I wrote this post as a Sunday interlude 6 days and 5 hours since after our clocks struck 10:20 a.m. Pacific Standard Time, Monday August 21, the exact moment that the moon passed precisely in front of the sun to create a shadow across the northwest, to a greater or lesser extent. By the time we post this, the media mania of the moment will be onto something else, which assuredly will not be anywhere near as benign as a solar eclipse.
It’s a recent benignity. In earlier times feared eclipses were caused by giant frogs gulping the sun, polar bears biting the sun, or even the sun retreating to its home in a disgruntled huff. Ominous signs of bad tidings. Pregnant women and children needed to stay indoors and any food on the stove was best thrown out. Even during this current eclipse we all were cautioned to avoid looking directly at the sun, and current President aside, that still seems good advice.
The moon butts in front of the sun with great regularity, somewhat less so if you insist on limiting your vantage points to earth, and less so again if you stay rooted in the Pacific Northwest.

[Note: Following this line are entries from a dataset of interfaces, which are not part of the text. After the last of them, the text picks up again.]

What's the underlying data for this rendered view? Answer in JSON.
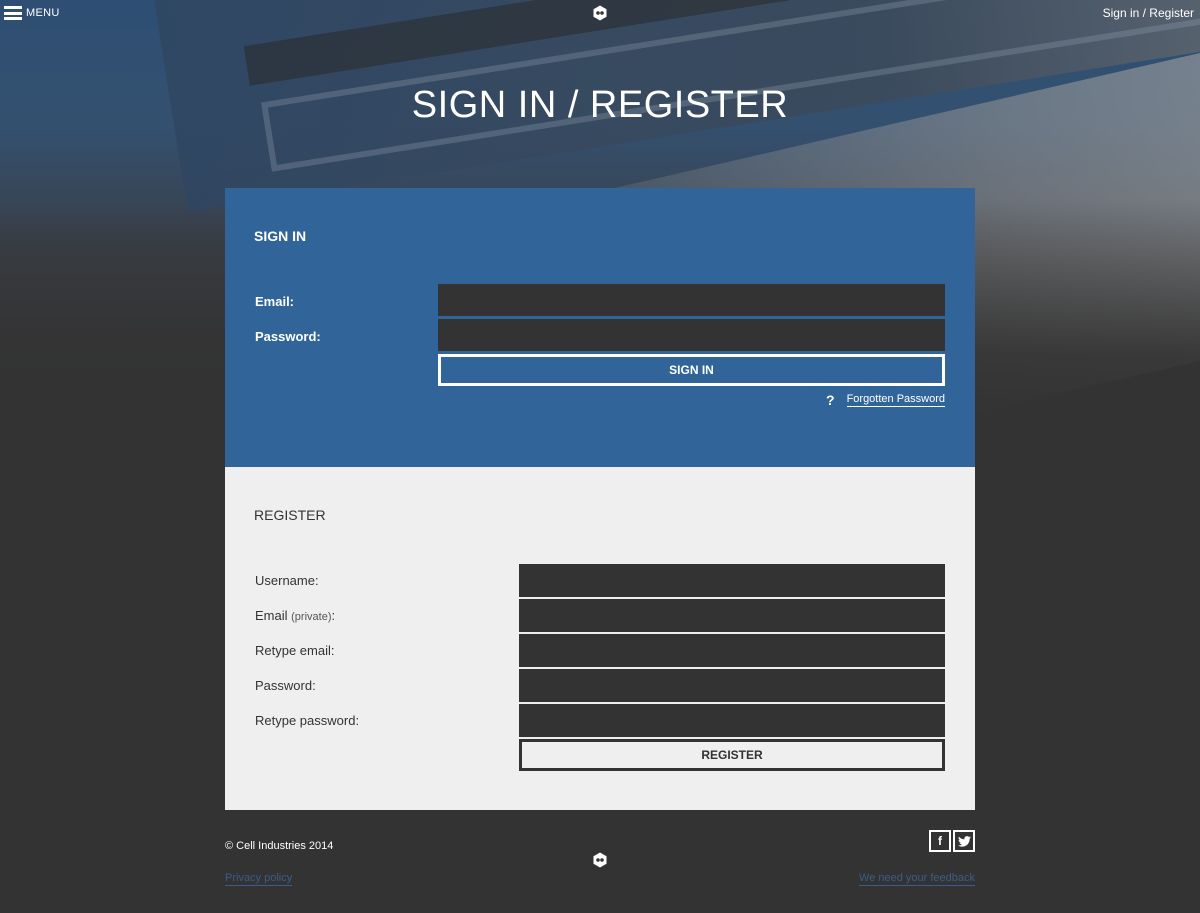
{
  "topbar": {
    "menu_label": "MENU",
    "signin_link": "Sign in / Register"
  },
  "page_title": "SIGN IN / REGISTER",
  "signin": {
    "heading": "SIGN IN",
    "email_label": "Email:",
    "password_label": "Password:",
    "email_value": "",
    "password_value": "",
    "button_label": "SIGN IN",
    "forgot_icon": "?",
    "forgot_label": "Forgotten Password"
  },
  "register": {
    "heading": "REGISTER",
    "username_label": "Username:",
    "email_label": "Email",
    "email_private": "(private)",
    "email_colon": ":",
    "retype_email_label": "Retype email:",
    "password_label": "Password:",
    "retype_password_label": "Retype password:",
    "username_value": "",
    "email_value": "",
    "retype_email_value": "",
    "password_value": "",
    "retype_password_value": "",
    "button_label": "REGISTER"
  },
  "footer": {
    "copyright": "© Cell Industries 2014",
    "privacy_label": "Privacy policy",
    "feedback_label": "We need your feedback",
    "facebook_glyph": "f",
    "social_icons": [
      "facebook-icon",
      "twitter-icon"
    ]
  },
  "colors": {
    "signin_panel": "#31659a",
    "register_panel": "#efefef",
    "background": "#333333",
    "input": "#333333",
    "footer_link": "#3a5e85"
  }
}
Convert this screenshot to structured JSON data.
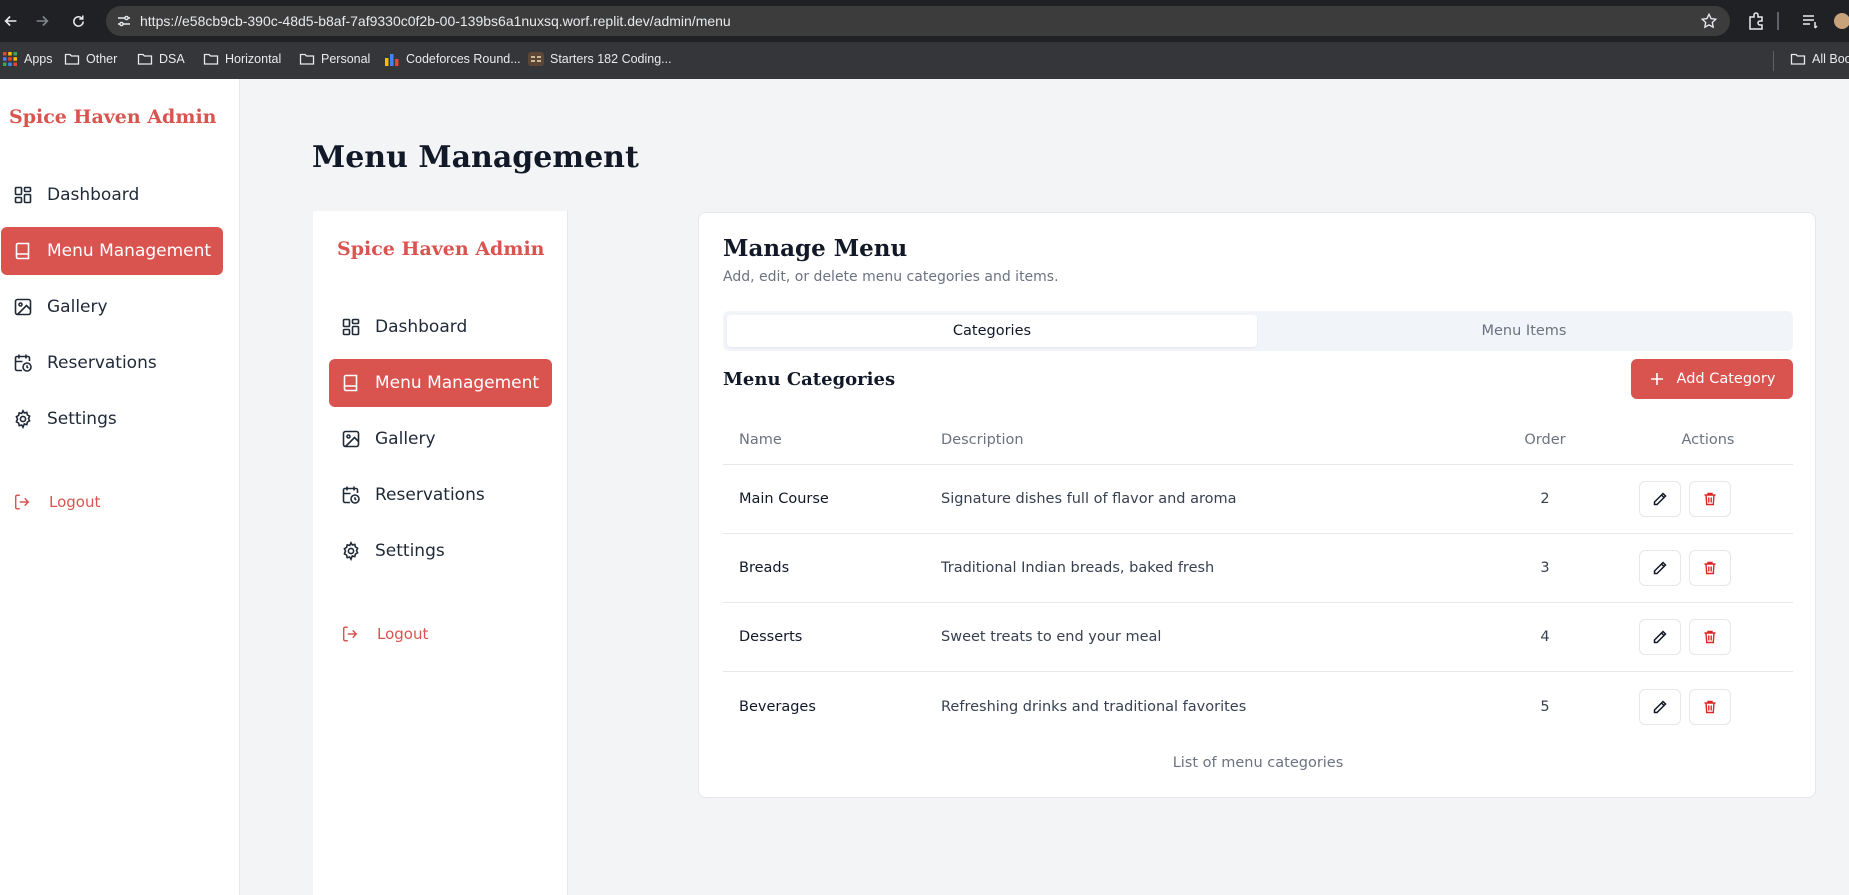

In fact our next full eclipse reportedly will be on June 24, 2169. So depending on the degree of our notorious cloud cover, you will need those eclipse glasses again just a few months shy of 151 years. Pack them away carefully in a place you’ll easily remember.
The twilight, the swooshes and the sudden chill were amazing natural effects. There was a wonderful human phenomena too; the community of the eclipse. I shared a street corner with dozens of people trading glasses, quips, and amazement.
In Seattle the degree of our eclipse was 91.9 percent of totality. Even receiving only 8.1 percent of the sun’s typical strength for a clear August 21st morning, there was still enough twilight to see, colors and all. Admittedly, there were strange things happening in the shadows with those Nike swooshes taking over where dappled sunlight normally played—perhaps a remnant of those earlier more mystical times. But make no mistake, the energy hitting the earth was comparatively minuscule.
If I did the math close enough for slide rule accuracy—remember those?—during the deepest moment of the eclipse, we were getting as much solar energy at the southwest corner of 6th and Madison where I was standing, as we could expect at a street corner on a clear noonday in the great city of Whitehorse in the Yukon—at the Winter Solstice, December 21! (In case you’re wondering about the sudden temperature drop.)
The twilight, the swooshes and the sudden chill were amazing natural effects. There was a wonderful human phenomena too; the community of the eclipse. I shared a street corner with dozens of people trading glasses, quips, and amazement. An inventive guy made a 3 pinhole camera with stepped down apertures, projecting the eclipse with correspondingly sharper resolutions. And then, within five or ten minutes, all were gone but a few stragglers, back to their work worlds.
This community of the eclipse, as transitory as it may have been, was replicated in countless instances along its path. We proved once again the enduring humanity of humans. A moment of shared awe during a year of grave political divisiveness. Here’s to community. Let’s keep working at it—for the sake of those humans who will be watching our next solar eclipse on June 24, 2169.